Show all lines from the material that carry the word "Organic".

━━━━━━

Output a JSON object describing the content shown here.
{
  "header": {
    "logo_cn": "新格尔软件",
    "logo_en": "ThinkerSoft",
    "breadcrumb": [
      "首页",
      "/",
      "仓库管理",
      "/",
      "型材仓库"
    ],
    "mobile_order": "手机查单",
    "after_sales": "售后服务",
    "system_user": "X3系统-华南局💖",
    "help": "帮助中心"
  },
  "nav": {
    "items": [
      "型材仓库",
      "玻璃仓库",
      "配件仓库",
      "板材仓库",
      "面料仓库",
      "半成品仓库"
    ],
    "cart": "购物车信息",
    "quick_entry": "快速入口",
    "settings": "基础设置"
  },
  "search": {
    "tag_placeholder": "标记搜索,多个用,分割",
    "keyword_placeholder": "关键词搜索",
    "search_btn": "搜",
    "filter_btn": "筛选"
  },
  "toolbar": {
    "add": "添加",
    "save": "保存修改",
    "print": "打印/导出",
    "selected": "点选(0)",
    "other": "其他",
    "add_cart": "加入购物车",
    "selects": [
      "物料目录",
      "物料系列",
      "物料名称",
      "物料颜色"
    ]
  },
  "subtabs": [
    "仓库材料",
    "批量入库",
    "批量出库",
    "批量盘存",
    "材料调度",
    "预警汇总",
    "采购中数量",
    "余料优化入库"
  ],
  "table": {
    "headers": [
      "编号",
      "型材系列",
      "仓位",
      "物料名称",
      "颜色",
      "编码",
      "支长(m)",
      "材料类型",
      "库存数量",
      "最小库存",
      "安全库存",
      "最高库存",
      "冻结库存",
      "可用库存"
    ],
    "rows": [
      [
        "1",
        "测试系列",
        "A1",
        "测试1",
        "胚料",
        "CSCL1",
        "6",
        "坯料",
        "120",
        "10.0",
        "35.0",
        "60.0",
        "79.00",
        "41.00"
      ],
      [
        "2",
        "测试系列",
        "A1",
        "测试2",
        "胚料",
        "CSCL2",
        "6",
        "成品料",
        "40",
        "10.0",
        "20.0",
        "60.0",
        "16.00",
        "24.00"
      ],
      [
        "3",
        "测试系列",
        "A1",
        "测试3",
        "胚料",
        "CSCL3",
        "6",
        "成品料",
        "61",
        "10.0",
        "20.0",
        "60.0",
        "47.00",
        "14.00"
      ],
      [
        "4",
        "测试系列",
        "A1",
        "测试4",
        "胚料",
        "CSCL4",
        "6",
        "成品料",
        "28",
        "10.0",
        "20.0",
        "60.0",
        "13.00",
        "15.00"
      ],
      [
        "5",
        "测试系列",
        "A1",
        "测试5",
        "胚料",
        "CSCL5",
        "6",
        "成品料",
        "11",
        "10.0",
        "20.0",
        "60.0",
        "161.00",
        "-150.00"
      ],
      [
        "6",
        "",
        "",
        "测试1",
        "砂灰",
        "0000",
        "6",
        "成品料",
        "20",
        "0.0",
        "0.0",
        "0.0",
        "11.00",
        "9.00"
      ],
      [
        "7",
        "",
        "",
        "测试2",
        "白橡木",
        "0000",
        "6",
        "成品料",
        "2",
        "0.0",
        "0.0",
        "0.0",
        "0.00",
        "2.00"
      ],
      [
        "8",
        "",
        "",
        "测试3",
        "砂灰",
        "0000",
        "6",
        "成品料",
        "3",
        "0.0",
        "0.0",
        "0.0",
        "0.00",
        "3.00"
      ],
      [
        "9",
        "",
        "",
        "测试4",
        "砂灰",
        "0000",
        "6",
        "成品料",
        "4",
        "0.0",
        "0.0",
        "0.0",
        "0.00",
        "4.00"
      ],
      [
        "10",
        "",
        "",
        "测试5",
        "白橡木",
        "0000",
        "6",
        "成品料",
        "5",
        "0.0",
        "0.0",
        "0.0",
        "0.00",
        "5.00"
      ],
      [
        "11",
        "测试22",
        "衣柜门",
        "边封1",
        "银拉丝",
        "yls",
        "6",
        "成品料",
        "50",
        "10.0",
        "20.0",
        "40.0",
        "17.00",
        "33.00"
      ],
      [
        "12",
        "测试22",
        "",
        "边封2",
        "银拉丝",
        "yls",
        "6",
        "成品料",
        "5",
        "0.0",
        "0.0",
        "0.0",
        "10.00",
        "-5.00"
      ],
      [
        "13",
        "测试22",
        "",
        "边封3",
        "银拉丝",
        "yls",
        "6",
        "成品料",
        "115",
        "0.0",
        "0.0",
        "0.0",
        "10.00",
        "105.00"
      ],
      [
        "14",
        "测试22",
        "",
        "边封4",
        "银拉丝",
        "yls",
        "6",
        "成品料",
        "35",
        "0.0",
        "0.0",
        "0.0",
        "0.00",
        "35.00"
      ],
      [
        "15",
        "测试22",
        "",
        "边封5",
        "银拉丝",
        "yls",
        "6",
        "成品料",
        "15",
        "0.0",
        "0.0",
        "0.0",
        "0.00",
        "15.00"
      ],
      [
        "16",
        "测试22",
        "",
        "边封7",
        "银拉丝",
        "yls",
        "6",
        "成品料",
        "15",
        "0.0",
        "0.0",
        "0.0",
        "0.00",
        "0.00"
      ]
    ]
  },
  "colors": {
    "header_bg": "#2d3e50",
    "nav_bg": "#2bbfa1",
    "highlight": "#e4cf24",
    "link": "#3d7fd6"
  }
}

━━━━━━

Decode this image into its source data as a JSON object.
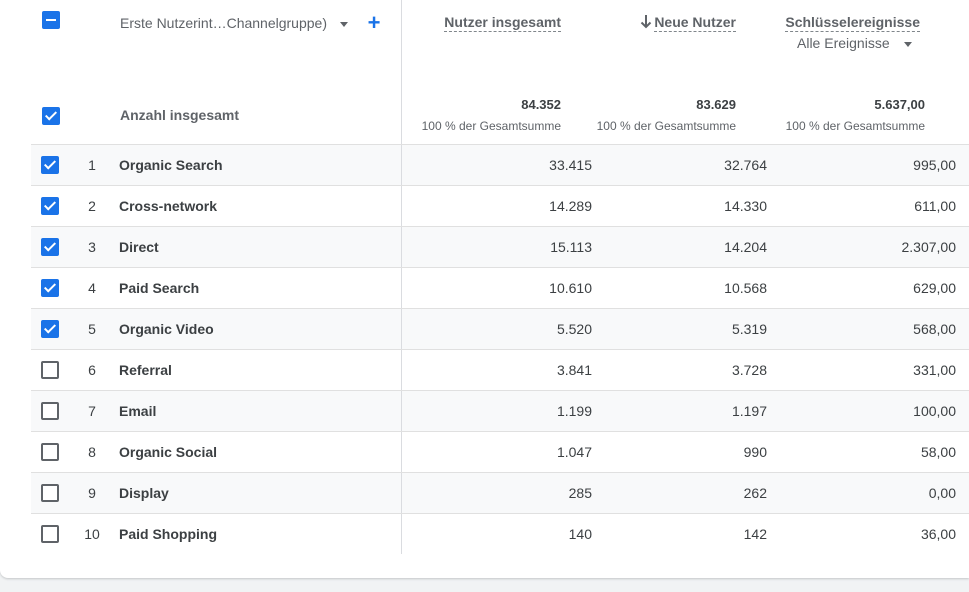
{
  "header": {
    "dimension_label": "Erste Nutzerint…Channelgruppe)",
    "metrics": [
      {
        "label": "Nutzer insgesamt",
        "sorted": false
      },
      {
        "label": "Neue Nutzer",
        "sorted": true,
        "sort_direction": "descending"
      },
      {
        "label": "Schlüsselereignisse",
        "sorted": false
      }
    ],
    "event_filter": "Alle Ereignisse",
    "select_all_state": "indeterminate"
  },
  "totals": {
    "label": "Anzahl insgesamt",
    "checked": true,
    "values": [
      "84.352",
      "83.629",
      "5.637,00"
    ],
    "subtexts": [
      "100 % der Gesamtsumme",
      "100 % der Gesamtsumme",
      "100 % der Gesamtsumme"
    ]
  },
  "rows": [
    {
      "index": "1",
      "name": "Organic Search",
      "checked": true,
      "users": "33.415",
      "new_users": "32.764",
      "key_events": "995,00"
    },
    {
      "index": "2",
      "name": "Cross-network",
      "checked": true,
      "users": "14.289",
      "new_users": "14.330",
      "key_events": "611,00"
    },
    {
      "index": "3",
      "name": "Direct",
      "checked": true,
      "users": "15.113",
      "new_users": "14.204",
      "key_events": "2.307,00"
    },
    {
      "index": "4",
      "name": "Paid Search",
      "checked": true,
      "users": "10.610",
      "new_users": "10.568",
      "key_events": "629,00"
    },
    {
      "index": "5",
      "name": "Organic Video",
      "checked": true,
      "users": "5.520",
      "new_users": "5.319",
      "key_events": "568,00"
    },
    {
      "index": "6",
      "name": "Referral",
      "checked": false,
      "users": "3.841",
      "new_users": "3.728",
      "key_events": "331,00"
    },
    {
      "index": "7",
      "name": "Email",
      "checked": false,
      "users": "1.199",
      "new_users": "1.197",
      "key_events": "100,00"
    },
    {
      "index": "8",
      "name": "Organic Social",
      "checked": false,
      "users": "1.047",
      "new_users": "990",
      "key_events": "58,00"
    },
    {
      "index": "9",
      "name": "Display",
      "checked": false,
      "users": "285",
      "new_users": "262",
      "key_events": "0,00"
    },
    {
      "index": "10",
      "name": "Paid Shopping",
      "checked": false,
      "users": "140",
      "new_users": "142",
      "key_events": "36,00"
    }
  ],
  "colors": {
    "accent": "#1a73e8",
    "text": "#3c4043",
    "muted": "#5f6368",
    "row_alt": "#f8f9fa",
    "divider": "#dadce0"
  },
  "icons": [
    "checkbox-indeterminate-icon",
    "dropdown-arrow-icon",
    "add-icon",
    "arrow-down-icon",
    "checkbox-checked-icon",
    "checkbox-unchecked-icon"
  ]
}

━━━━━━

- RESULT FOR THIS TASK -
      "name": "Organic Search",
      "name": "Organic Video",
      "name": "Organic Social",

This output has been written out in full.